Provided records START
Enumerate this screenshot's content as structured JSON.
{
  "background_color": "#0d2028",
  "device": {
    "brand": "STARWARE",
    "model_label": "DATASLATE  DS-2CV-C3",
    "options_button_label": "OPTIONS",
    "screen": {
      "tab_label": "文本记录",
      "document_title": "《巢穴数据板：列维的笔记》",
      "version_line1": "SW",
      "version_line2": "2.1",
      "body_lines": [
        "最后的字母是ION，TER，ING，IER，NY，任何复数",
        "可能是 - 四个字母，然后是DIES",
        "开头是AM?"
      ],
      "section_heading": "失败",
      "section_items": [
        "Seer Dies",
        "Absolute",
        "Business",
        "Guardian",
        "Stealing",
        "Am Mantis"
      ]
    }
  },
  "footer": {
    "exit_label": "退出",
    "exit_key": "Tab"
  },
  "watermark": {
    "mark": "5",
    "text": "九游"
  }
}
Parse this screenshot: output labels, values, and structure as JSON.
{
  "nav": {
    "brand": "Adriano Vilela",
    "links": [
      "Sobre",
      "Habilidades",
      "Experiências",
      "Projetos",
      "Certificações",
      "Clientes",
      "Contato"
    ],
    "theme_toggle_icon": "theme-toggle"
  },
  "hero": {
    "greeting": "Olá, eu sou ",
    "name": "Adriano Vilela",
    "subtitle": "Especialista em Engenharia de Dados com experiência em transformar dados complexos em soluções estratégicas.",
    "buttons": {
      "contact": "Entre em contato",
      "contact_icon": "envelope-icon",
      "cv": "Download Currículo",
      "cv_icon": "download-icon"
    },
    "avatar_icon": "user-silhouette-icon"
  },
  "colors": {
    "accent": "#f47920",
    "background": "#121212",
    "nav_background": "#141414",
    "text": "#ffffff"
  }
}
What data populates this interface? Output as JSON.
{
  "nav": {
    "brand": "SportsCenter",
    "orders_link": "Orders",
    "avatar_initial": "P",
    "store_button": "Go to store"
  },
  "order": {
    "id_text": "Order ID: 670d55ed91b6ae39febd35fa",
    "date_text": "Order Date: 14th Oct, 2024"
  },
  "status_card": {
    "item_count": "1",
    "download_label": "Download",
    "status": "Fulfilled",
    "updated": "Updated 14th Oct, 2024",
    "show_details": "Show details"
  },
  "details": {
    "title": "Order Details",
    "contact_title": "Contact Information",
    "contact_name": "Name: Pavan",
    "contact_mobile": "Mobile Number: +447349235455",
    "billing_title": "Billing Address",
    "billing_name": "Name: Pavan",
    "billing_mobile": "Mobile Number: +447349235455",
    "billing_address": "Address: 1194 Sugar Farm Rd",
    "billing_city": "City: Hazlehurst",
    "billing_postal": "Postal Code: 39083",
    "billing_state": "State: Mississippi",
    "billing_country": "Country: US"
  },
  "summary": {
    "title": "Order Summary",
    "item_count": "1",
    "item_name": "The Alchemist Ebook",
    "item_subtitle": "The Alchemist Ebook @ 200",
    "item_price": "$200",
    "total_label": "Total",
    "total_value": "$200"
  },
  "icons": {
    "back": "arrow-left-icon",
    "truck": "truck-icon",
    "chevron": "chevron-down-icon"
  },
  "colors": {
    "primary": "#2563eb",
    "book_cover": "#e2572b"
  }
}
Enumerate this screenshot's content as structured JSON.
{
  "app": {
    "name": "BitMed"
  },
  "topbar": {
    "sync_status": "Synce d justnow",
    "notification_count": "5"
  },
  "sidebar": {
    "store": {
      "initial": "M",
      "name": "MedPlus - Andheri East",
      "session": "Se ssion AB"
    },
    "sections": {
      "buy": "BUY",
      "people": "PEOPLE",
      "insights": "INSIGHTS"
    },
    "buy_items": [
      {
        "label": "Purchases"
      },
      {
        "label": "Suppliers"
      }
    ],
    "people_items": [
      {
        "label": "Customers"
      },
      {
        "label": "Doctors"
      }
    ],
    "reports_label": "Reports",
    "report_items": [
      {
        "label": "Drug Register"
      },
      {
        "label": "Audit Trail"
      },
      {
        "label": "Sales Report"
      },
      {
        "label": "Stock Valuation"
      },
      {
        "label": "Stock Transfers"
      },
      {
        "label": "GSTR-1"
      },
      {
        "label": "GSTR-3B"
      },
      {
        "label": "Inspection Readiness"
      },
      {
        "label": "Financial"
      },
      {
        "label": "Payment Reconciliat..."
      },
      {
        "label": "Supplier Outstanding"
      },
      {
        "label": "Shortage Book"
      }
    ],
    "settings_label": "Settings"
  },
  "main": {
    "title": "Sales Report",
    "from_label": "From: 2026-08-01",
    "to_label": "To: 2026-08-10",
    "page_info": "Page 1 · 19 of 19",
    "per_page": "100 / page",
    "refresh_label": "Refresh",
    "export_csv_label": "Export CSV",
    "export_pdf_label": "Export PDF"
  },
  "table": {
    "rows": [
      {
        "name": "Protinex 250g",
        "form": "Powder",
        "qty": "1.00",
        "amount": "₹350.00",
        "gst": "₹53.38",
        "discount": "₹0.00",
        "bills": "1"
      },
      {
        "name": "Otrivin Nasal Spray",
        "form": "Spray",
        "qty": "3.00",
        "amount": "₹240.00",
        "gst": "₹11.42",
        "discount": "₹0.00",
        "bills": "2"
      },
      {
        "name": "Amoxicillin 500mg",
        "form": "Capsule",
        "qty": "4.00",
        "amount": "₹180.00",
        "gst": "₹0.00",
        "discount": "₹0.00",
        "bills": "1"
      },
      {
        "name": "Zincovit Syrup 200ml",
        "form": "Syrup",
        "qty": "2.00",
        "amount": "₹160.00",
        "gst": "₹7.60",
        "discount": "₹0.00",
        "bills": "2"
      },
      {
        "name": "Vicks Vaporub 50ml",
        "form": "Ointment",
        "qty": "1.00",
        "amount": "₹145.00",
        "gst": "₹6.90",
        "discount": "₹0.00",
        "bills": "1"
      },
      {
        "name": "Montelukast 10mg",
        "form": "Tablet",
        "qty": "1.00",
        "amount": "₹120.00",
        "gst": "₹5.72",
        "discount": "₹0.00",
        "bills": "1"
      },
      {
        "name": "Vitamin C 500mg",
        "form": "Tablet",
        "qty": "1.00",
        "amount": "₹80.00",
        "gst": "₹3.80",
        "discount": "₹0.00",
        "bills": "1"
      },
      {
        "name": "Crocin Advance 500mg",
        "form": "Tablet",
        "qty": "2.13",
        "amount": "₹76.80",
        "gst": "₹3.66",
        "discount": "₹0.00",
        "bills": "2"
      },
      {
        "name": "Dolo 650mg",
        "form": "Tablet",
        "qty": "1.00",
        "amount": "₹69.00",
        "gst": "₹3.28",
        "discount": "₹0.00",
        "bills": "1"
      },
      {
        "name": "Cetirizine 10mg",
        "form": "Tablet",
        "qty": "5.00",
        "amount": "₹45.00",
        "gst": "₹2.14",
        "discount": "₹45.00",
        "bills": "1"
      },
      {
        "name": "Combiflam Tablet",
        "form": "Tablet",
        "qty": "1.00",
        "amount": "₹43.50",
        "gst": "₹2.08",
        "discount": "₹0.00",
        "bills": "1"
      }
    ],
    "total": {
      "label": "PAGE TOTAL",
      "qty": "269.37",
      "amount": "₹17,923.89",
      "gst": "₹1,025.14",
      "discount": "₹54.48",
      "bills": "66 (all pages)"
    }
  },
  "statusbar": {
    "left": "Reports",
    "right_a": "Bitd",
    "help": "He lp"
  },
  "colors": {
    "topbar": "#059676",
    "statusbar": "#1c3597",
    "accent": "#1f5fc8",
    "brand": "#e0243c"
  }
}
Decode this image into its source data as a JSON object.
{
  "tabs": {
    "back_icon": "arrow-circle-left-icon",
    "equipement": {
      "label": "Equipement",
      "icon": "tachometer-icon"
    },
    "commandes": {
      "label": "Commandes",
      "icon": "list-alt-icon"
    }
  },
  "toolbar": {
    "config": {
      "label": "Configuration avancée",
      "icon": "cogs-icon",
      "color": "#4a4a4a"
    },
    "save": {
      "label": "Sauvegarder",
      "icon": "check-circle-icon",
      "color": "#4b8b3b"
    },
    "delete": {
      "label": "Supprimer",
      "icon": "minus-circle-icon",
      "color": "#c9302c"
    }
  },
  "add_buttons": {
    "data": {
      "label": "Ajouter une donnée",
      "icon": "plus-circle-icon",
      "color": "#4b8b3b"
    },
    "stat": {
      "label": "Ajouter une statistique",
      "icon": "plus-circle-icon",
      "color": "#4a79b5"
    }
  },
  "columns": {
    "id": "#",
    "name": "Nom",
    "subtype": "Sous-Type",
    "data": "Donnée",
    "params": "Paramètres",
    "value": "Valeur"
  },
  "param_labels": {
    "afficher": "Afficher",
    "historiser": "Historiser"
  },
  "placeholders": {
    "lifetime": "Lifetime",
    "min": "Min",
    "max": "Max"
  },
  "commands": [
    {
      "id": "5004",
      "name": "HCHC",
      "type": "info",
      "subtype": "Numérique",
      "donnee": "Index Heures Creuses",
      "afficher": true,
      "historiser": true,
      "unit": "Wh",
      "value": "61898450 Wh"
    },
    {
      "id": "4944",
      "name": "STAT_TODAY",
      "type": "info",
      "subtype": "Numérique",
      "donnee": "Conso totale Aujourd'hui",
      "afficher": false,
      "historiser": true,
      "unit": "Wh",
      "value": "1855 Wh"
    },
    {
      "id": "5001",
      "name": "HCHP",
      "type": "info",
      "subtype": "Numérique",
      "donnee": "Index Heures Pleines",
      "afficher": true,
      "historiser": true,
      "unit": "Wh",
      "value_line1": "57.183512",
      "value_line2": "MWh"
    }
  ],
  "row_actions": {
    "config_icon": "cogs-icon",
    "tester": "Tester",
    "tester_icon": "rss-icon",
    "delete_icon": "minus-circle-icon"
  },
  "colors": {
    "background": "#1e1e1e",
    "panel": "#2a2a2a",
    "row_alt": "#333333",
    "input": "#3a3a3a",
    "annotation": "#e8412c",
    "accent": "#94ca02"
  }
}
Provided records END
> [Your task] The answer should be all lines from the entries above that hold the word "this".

> [Answer space]
Enumerate this screenshot's content as structured JSON.
Parse this screenshot: output labels, values, and structure as JSON.
What data populates this interface? Output as JSON.
Enumerate this screenshot's content as structured JSON.
Decode this image into its source data as a JSON object.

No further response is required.